-- Problem statement --
Repeat the records. Each line must match exactly.

• • • • • • •

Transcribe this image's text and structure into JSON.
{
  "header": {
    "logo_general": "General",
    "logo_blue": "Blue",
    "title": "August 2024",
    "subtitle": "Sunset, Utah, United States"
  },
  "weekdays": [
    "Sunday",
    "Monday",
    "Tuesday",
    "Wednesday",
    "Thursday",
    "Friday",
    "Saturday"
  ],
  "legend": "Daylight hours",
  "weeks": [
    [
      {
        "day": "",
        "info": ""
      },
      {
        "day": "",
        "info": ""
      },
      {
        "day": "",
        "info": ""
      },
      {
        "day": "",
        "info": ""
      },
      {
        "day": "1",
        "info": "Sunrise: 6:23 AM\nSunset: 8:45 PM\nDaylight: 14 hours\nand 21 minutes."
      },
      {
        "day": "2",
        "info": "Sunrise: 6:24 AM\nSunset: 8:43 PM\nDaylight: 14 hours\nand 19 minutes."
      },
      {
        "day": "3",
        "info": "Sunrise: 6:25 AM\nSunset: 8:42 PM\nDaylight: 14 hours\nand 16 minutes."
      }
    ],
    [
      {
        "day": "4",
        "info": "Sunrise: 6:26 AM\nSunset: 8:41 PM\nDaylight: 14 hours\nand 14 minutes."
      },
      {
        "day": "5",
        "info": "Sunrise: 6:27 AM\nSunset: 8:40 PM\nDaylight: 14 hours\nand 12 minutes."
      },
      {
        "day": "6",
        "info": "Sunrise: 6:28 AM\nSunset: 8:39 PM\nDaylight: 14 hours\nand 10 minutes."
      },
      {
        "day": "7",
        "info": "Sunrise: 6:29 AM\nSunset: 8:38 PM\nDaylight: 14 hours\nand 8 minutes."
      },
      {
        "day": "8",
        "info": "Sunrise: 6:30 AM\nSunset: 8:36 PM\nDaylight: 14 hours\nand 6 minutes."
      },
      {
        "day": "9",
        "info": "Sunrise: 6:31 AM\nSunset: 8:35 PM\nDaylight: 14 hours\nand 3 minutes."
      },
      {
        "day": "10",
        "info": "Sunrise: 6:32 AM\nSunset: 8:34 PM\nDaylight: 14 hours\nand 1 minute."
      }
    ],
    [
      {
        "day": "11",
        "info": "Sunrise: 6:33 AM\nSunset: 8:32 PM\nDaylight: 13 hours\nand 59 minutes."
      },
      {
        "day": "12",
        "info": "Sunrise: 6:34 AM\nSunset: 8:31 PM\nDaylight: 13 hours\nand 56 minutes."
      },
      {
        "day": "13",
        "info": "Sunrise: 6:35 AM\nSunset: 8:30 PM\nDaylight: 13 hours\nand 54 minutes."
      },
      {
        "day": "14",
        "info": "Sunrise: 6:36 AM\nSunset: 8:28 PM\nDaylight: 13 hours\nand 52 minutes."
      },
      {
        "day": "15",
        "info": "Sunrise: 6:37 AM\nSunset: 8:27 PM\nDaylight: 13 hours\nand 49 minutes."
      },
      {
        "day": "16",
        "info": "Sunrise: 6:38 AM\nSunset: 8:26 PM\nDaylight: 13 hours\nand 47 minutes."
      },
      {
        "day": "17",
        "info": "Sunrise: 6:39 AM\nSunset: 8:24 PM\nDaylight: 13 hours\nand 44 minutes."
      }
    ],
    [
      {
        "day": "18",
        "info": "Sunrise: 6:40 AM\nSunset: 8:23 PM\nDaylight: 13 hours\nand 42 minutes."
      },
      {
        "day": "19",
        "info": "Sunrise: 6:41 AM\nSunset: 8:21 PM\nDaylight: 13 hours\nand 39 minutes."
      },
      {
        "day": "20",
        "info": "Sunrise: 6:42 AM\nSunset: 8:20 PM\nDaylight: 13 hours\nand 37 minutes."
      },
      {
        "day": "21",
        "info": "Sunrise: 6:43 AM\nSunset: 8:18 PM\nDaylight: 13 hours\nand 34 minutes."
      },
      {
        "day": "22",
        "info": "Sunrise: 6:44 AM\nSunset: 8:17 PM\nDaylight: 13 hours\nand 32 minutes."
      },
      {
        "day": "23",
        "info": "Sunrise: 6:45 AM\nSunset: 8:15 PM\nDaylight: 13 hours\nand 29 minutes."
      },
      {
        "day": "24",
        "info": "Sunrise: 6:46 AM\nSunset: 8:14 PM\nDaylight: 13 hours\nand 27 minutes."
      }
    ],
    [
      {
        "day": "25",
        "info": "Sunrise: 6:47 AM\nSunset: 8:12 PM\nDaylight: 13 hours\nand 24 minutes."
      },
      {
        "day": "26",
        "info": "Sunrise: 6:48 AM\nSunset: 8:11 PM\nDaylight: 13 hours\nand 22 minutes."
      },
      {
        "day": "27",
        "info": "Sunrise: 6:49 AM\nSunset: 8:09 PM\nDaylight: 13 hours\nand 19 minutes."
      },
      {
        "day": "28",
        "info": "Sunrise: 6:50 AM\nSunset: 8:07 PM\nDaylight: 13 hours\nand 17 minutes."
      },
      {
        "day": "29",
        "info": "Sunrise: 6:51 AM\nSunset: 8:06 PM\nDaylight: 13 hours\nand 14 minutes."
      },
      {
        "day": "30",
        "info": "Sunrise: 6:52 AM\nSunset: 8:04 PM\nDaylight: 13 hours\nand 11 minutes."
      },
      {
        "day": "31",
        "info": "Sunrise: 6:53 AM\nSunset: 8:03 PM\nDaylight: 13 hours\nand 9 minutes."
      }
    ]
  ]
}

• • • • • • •

-- Solution to this exercise --
Transcribe this image's text and structure into JSON.
{
  "header": {
    "logo_general": "General",
    "logo_blue": "Blue",
    "title": "August 2024",
    "subtitle": "Sunset, Utah, United States"
  },
  "weekdays": [
    "Sunday",
    "Monday",
    "Tuesday",
    "Wednesday",
    "Thursday",
    "Friday",
    "Saturday"
  ],
  "legend": "Daylight hours",
  "weeks": [
    [
      {
        "day": "",
        "info": ""
      },
      {
        "day": "",
        "info": ""
      },
      {
        "day": "",
        "info": ""
      },
      {
        "day": "",
        "info": ""
      },
      {
        "day": "1",
        "info": "Sunrise: 6:23 AM\nSunset: 8:45 PM\nDaylight: 14 hours\nand 21 minutes."
      },
      {
        "day": "2",
        "info": "Sunrise: 6:24 AM\nSunset: 8:43 PM\nDaylight: 14 hours\nand 19 minutes."
      },
      {
        "day": "3",
        "info": "Sunrise: 6:25 AM\nSunset: 8:42 PM\nDaylight: 14 hours\nand 16 minutes."
      }
    ],
    [
      {
        "day": "4",
        "info": "Sunrise: 6:26 AM\nSunset: 8:41 PM\nDaylight: 14 hours\nand 14 minutes."
      },
      {
        "day": "5",
        "info": "Sunrise: 6:27 AM\nSunset: 8:40 PM\nDaylight: 14 hours\nand 12 minutes."
      },
      {
        "day": "6",
        "info": "Sunrise: 6:28 AM\nSunset: 8:39 PM\nDaylight: 14 hours\nand 10 minutes."
      },
      {
        "day": "7",
        "info": "Sunrise: 6:29 AM\nSunset: 8:38 PM\nDaylight: 14 hours\nand 8 minutes."
      },
      {
        "day": "8",
        "info": "Sunrise: 6:30 AM\nSunset: 8:36 PM\nDaylight: 14 hours\nand 6 minutes."
      },
      {
        "day": "9",
        "info": "Sunrise: 6:31 AM\nSunset: 8:35 PM\nDaylight: 14 hours\nand 3 minutes."
      },
      {
        "day": "10",
        "info": "Sunrise: 6:32 AM\nSunset: 8:34 PM\nDaylight: 14 hours\nand 1 minute."
      }
    ],
    [
      {
        "day": "11",
        "info": "Sunrise: 6:33 AM\nSunset: 8:32 PM\nDaylight: 13 hours\nand 59 minutes."
      },
      {
        "day": "12",
        "info": "Sunrise: 6:34 AM\nSunset: 8:31 PM\nDaylight: 13 hours\nand 56 minutes."
      },
      {
        "day": "13",
        "info": "Sunrise: 6:35 AM\nSunset: 8:30 PM\nDaylight: 13 hours\nand 54 minutes."
      },
      {
        "day": "14",
        "info": "Sunrise: 6:36 AM\nSunset: 8:28 PM\nDaylight: 13 hours\nand 52 minutes."
      },
      {
        "day": "15",
        "info": "Sunrise: 6:37 AM\nSunset: 8:27 PM\nDaylight: 13 hours\nand 49 minutes."
      },
      {
        "day": "16",
        "info": "Sunrise: 6:38 AM\nSunset: 8:26 PM\nDaylight: 13 hours\nand 47 minutes."
      },
      {
        "day": "17",
        "info": "Sunrise: 6:39 AM\nSunset: 8:24 PM\nDaylight: 13 hours\nand 44 minutes."
      }
    ],
    [
      {
        "day": "18",
        "info": "Sunrise: 6:40 AM\nSunset: 8:23 PM\nDaylight: 13 hours\nand 42 minutes."
      },
      {
        "day": "19",
        "info": "Sunrise: 6:41 AM\nSunset: 8:21 PM\nDaylight: 13 hours\nand 39 minutes."
      },
      {
        "day": "20",
        "info": "Sunrise: 6:42 AM\nSunset: 8:20 PM\nDaylight: 13 hours\nand 37 minutes."
      },
      {
        "day": "21",
        "info": "Sunrise: 6:43 AM\nSunset: 8:18 PM\nDaylight: 13 hours\nand 34 minutes."
      },
      {
        "day": "22",
        "info": "Sunrise: 6:44 AM\nSunset: 8:17 PM\nDaylight: 13 hours\nand 32 minutes."
      },
      {
        "day": "23",
        "info": "Sunrise: 6:45 AM\nSunset: 8:15 PM\nDaylight: 13 hours\nand 29 minutes."
      },
      {
        "day": "24",
        "info": "Sunrise: 6:46 AM\nSunset: 8:14 PM\nDaylight: 13 hours\nand 27 minutes."
      }
    ],
    [
      {
        "day": "25",
        "info": "Sunrise: 6:47 AM\nSunset: 8:12 PM\nDaylight: 13 hours\nand 24 minutes."
      },
      {
        "day": "26",
        "info": "Sunrise: 6:48 AM\nSunset: 8:11 PM\nDaylight: 13 hours\nand 22 minutes."
      },
      {
        "day": "27",
        "info": "Sunrise: 6:49 AM\nSunset: 8:09 PM\nDaylight: 13 hours\nand 19 minutes."
      },
      {
        "day": "28",
        "info": "Sunrise: 6:50 AM\nSunset: 8:07 PM\nDaylight: 13 hours\nand 17 minutes."
      },
      {
        "day": "29",
        "info": "Sunrise: 6:51 AM\nSunset: 8:06 PM\nDaylight: 13 hours\nand 14 minutes."
      },
      {
        "day": "30",
        "info": "Sunrise: 6:52 AM\nSunset: 8:04 PM\nDaylight: 13 hours\nand 11 minutes."
      },
      {
        "day": "31",
        "info": "Sunrise: 6:53 AM\nSunset: 8:03 PM\nDaylight: 13 hours\nand 9 minutes."
      }
    ]
  ]
}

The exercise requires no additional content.